▶ Source records
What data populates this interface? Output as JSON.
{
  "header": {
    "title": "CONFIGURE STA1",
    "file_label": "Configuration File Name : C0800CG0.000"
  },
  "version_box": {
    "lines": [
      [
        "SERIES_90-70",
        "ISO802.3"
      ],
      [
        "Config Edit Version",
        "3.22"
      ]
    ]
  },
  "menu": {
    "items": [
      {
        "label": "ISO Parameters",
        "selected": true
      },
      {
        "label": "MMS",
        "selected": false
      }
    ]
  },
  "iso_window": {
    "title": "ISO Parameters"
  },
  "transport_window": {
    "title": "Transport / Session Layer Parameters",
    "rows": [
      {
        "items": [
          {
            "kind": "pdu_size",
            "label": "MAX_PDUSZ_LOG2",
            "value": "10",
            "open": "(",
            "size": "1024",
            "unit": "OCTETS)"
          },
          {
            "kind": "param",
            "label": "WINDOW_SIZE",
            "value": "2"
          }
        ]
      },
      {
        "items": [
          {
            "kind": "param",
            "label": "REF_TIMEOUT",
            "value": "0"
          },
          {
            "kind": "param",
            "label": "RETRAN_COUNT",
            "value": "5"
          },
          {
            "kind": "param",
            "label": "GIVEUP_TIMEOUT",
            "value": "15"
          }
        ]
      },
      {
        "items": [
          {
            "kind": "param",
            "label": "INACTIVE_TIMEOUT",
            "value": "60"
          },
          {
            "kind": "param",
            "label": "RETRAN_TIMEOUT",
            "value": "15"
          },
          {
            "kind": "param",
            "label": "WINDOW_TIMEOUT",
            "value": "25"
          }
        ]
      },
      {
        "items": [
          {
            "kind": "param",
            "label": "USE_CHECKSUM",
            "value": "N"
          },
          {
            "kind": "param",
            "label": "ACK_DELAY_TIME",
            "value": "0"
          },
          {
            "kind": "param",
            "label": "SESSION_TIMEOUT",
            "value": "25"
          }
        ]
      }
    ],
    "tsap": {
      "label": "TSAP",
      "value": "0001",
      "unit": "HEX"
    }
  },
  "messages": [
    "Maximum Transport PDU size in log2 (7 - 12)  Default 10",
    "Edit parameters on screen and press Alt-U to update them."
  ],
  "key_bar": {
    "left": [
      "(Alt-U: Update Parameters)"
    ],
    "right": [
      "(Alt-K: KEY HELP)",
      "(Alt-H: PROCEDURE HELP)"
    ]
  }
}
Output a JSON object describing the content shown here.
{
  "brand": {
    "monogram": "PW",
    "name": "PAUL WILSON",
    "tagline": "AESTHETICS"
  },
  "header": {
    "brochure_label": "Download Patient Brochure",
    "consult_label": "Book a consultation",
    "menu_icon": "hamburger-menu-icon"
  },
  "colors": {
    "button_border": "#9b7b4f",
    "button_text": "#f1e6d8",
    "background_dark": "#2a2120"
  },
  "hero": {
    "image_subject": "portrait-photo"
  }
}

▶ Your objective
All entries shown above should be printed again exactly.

▶ Response area
What data populates this interface? Output as JSON.
{
  "header": {
    "title": "CONFIGURE STA1",
    "file_label": "Configuration File Name : C0800CG0.000"
  },
  "version_box": {
    "lines": [
      [
        "SERIES_90-70",
        "ISO802.3"
      ],
      [
        "Config Edit Version",
        "3.22"
      ]
    ]
  },
  "menu": {
    "items": [
      {
        "label": "ISO Parameters",
        "selected": true
      },
      {
        "label": "MMS",
        "selected": false
      }
    ]
  },
  "iso_window": {
    "title": "ISO Parameters"
  },
  "transport_window": {
    "title": "Transport / Session Layer Parameters",
    "rows": [
      {
        "items": [
          {
            "kind": "pdu_size",
            "label": "MAX_PDUSZ_LOG2",
            "value": "10",
            "open": "(",
            "size": "1024",
            "unit": "OCTETS)"
          },
          {
            "kind": "param",
            "label": "WINDOW_SIZE",
            "value": "2"
          }
        ]
      },
      {
        "items": [
          {
            "kind": "param",
            "label": "REF_TIMEOUT",
            "value": "0"
          },
          {
            "kind": "param",
            "label": "RETRAN_COUNT",
            "value": "5"
          },
          {
            "kind": "param",
            "label": "GIVEUP_TIMEOUT",
            "value": "15"
          }
        ]
      },
      {
        "items": [
          {
            "kind": "param",
            "label": "INACTIVE_TIMEOUT",
            "value": "60"
          },
          {
            "kind": "param",
            "label": "RETRAN_TIMEOUT",
            "value": "15"
          },
          {
            "kind": "param",
            "label": "WINDOW_TIMEOUT",
            "value": "25"
          }
        ]
      },
      {
        "items": [
          {
            "kind": "param",
            "label": "USE_CHECKSUM",
            "value": "N"
          },
          {
            "kind": "param",
            "label": "ACK_DELAY_TIME",
            "value": "0"
          },
          {
            "kind": "param",
            "label": "SESSION_TIMEOUT",
            "value": "25"
          }
        ]
      }
    ],
    "tsap": {
      "label": "TSAP",
      "value": "0001",
      "unit": "HEX"
    }
  },
  "messages": [
    "Maximum Transport PDU size in log2 (7 - 12)  Default 10",
    "Edit parameters on screen and press Alt-U to update them."
  ],
  "key_bar": {
    "left": [
      "(Alt-U: Update Parameters)"
    ],
    "right": [
      "(Alt-K: KEY HELP)",
      "(Alt-H: PROCEDURE HELP)"
    ]
  }
}
Output a JSON object describing the content shown here.
{
  "brand": {
    "monogram": "PW",
    "name": "PAUL WILSON",
    "tagline": "AESTHETICS"
  },
  "header": {
    "brochure_label": "Download Patient Brochure",
    "consult_label": "Book a consultation",
    "menu_icon": "hamburger-menu-icon"
  },
  "colors": {
    "button_border": "#9b7b4f",
    "button_text": "#f1e6d8",
    "background_dark": "#2a2120"
  },
  "hero": {
    "image_subject": "portrait-photo"
  }
}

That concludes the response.